# TASK DETAILS
Pull every line holding the string "INDIRECT" from the records below.

• • • • •

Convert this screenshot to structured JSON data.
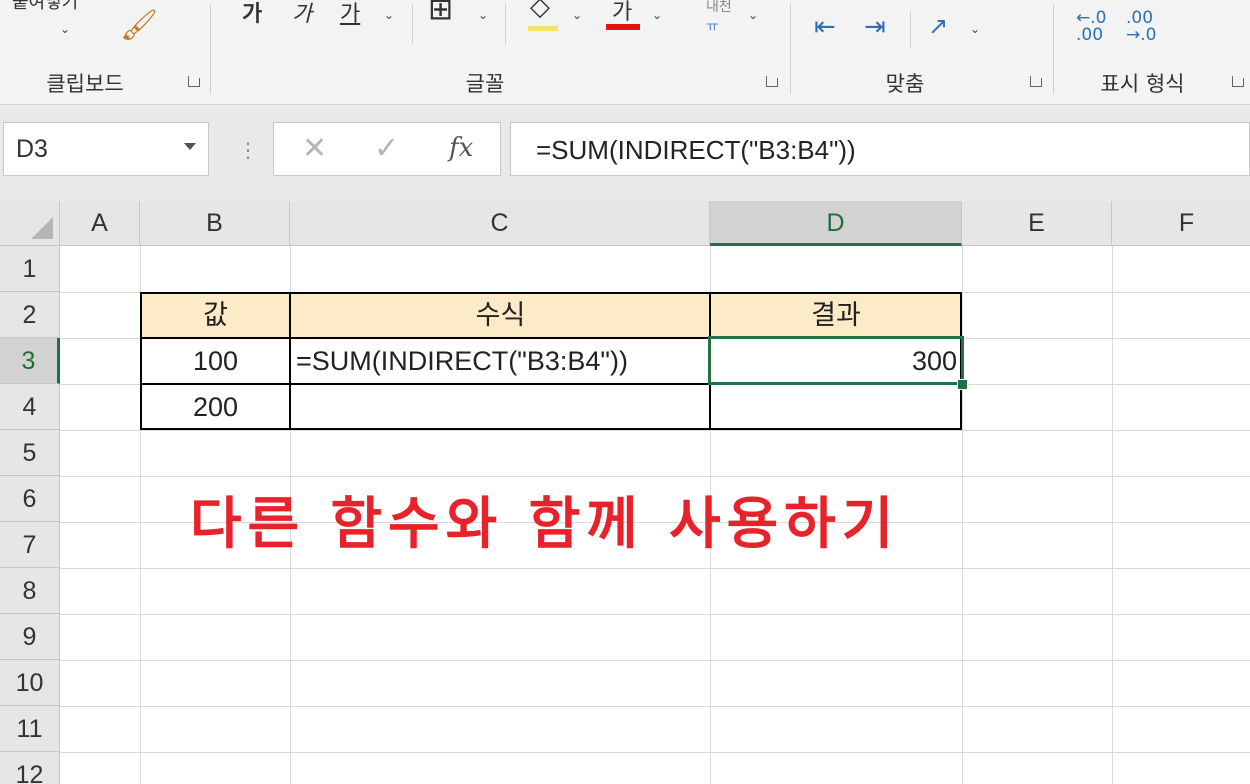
{
  "ribbon": {
    "groups": [
      {
        "label": "클립보드"
      },
      {
        "label": "글꼴"
      },
      {
        "label": "맞춤"
      },
      {
        "label": "표시 형식"
      }
    ],
    "font_buttons": [
      "가",
      "가",
      "가"
    ],
    "number_format_buttons": [
      ".00→.0",
      ".00→.0"
    ]
  },
  "formula_bar": {
    "name_box": "D3",
    "formula": "=SUM(INDIRECT(\"B3:B4\"))"
  },
  "sheet": {
    "columns": [
      "A",
      "B",
      "C",
      "D",
      "E",
      "F"
    ],
    "rows": [
      "1",
      "2",
      "3",
      "4",
      "5",
      "6",
      "7",
      "8",
      "9",
      "10",
      "11",
      "12"
    ],
    "table": {
      "headers": [
        "값",
        "수식",
        "결과"
      ],
      "row3": {
        "value": "100",
        "formula": "=SUM(INDIRECT(\"B3:B4\"))",
        "result": "300"
      },
      "row4": {
        "value": "200",
        "formula": "",
        "result": ""
      }
    },
    "title_text": "다른 함수와 함께 사용하기",
    "colors": {
      "accent": "#217346",
      "header_fill": "#fdebc8",
      "title": "#e8222a"
    }
  }
}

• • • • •

# ANSWER FOR THE TASK
    "formula": "=SUM(INDIRECT(\"B3:B4\"))"
        "formula": "=SUM(INDIRECT(\"B3:B4\"))",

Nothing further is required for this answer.